Just to take a Reader example, Ben Joravsky has been writing about TIFs constantly for years, to the point where people poke fun at him for his obsession. Now, it's not that no one has been reading them, but recently the story's gotten a lot more traction than in the past, to the point where we're seeing actual City Council action on the subject.
Why? It could be that in an economic downturn, the economic effects of Mayor Daley's shell game are much more obvious. Or it could be that with the parking meters and the Olympics, the general tide of economic mismanagement has lifted all boats. Or it could just be one of those things. But years of writing about it when it really wasn't a thing is part of making it a thing. (Joravsky is clearly not alone in pursuing under-the-radar civic journalism for years, it's just that his work is at the tip of my brain, for obvious reasons.)
2. "I’m not actually sure how much social value is created by unread articles" This is going to be a problem in the age of the Web, at least if publications pursue pageviews as an ultimate end. You can get a lot of pageviews from vapid bullshit, but that doesn't mean that "social value" is created. On the other hand, if only 500 people read a wonky local story, and 10 of them are the right people, then a lot of "social value" can be created.
This has historically been one of the advantages of the newspaper model - you can use profitable bottom-feeding to float much less popular beat reporting that's only of interest to a small audience. But as newspapers move to the Web, courting the social networking audience and zeroing in on the traffic generated by specific stories, I'm terrified that reporters on such beats will feel pressure to abandon them.
I am impressed that the Trib, which is upending its business model as quickly as any major media organization and has been pilloried for some elements of that, is doubling down on local watchdog info, going so far as to court the FOIA-filing crowd.
There's a preventative element of local journalism that's hugely important.
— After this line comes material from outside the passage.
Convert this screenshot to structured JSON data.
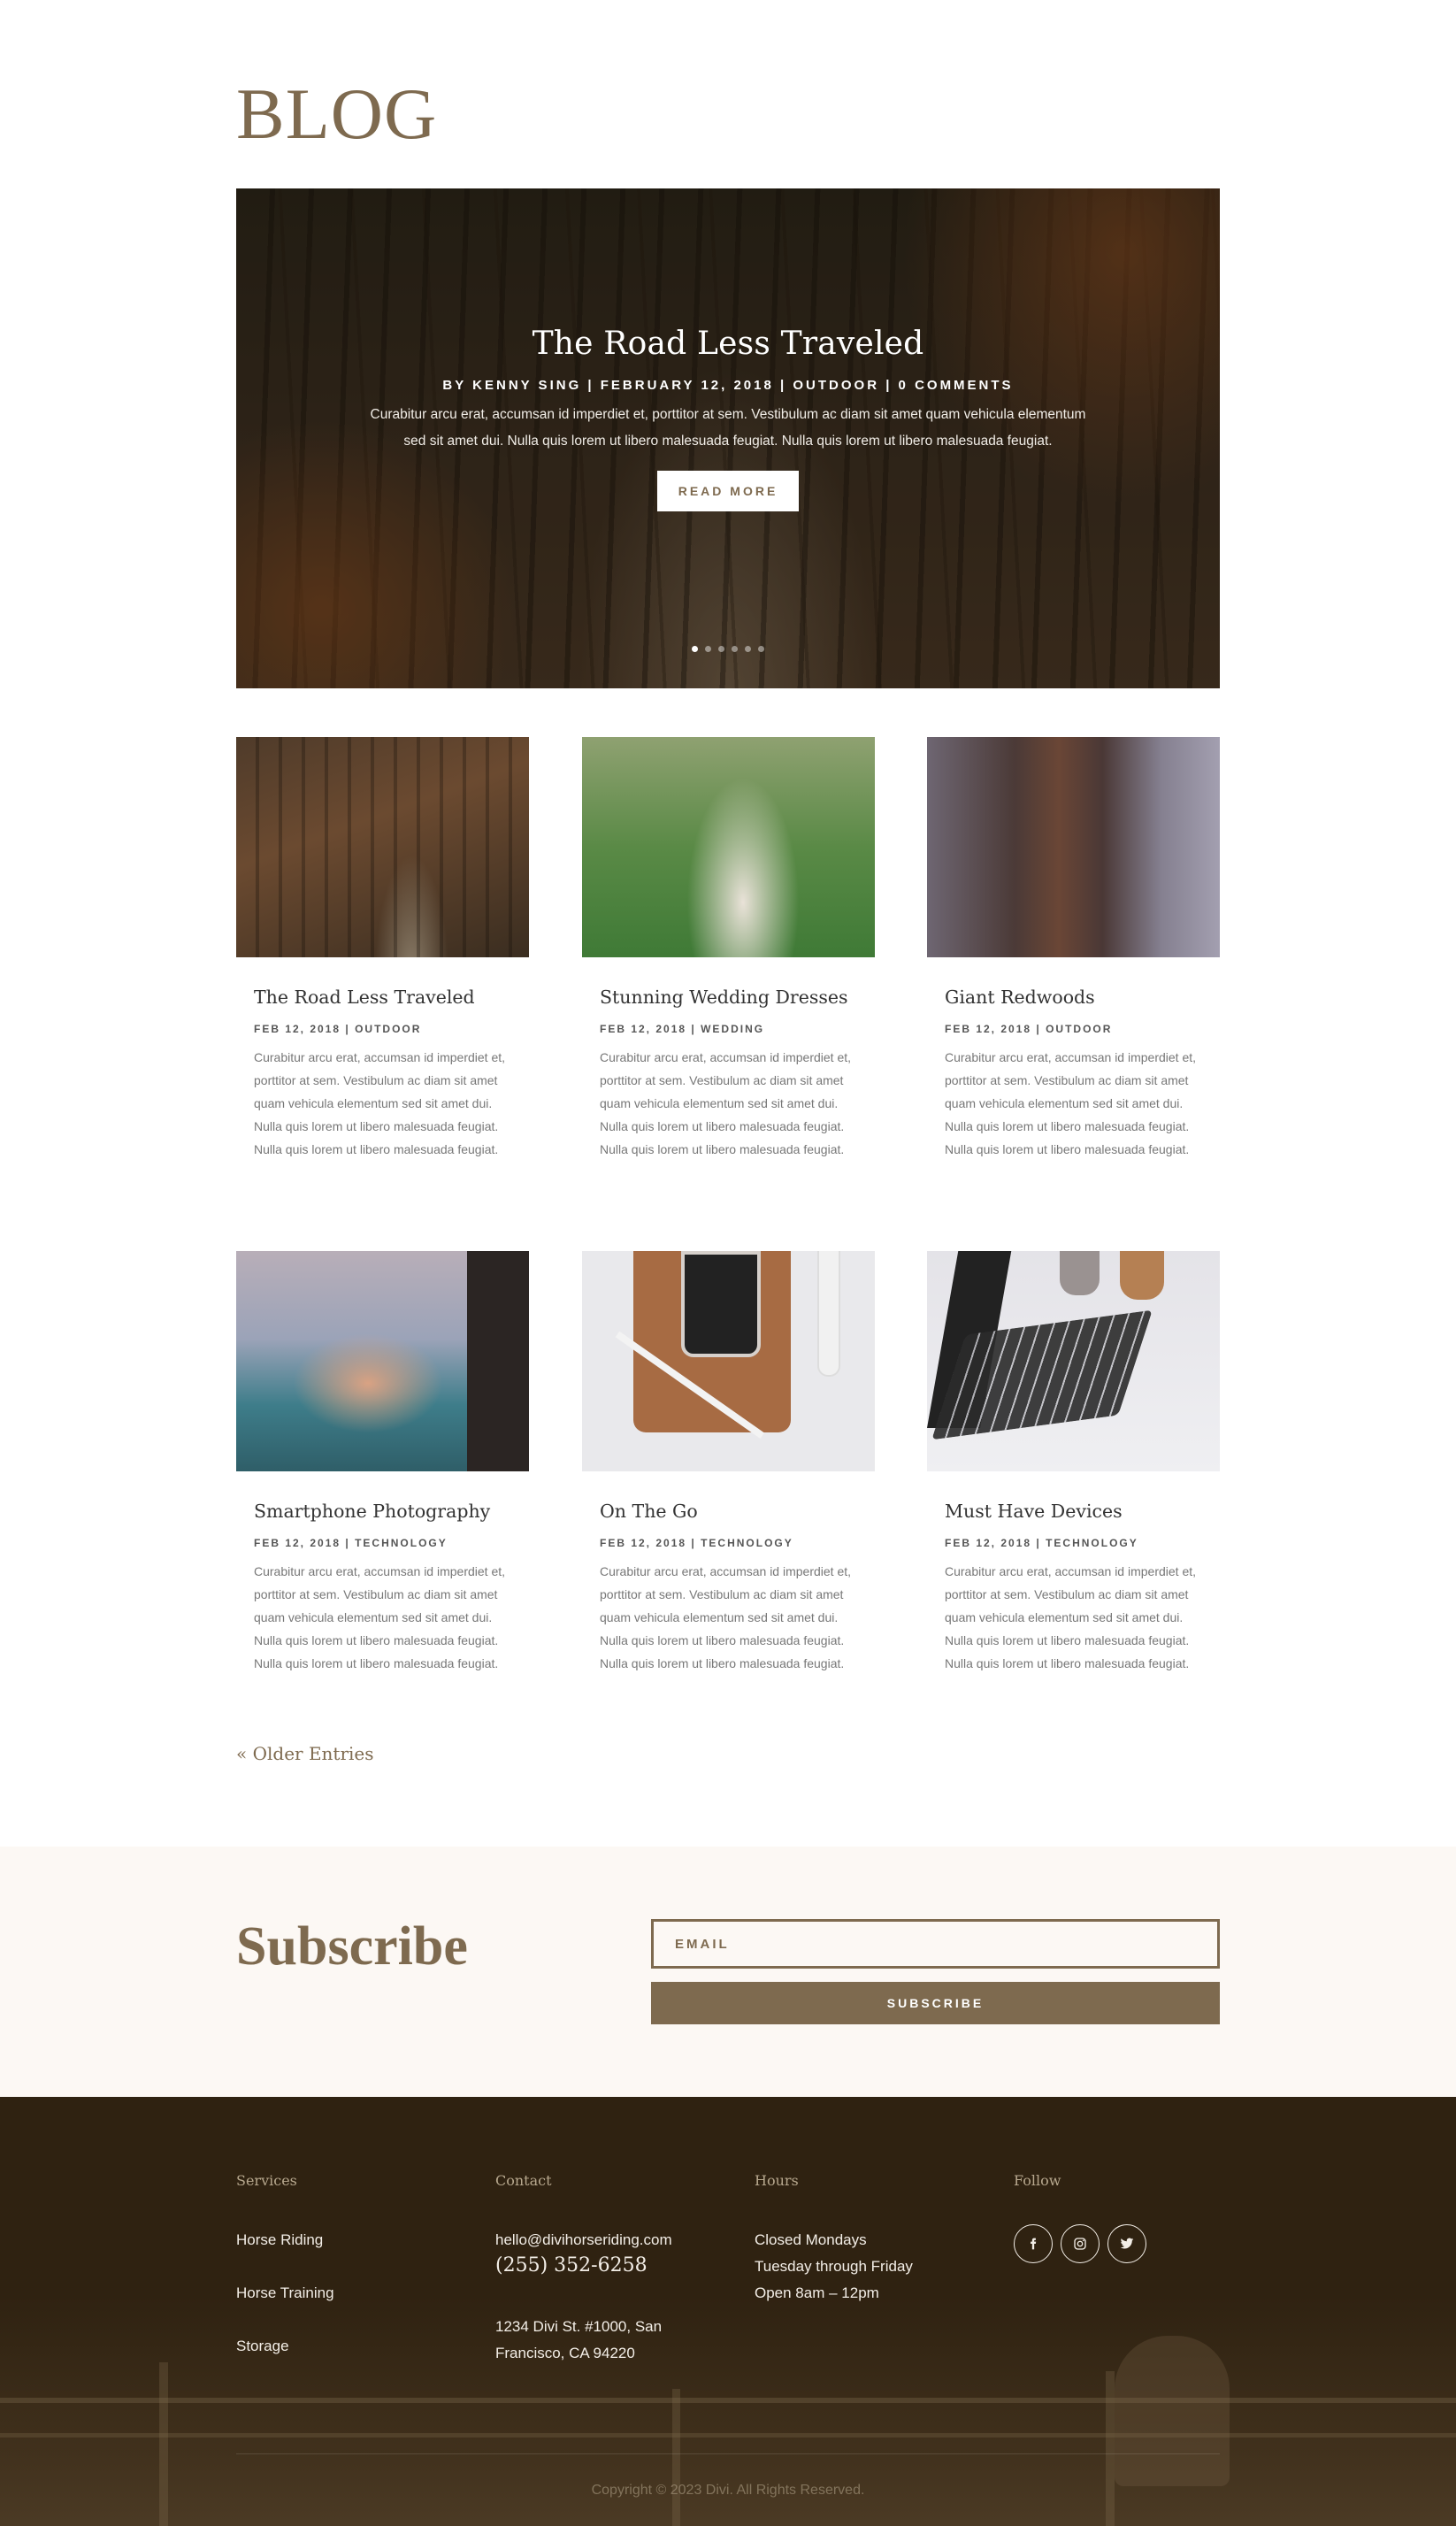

Stories tend to only get a lot of attention after it becomes sufficiently obvious that there's a problem, which is to say when it's too late. As an example, I'd bet dollars to donuts that our cover story this week on charter schools will not be as widely read as our cover on parking meters (I could be wrong, these things are unpredictable, which is another point). Neither is the wrong approach, they're just different. Joravsky and Dumke were doing a postmortem on a massive fuck-up; Emily Krone is delving into a subject that's very much up in the air. The latter won't infuriate people, which means that, as the Web goes, it may not get passed around as much. But even if it just gets a small, influential group talking, it will have been worth it.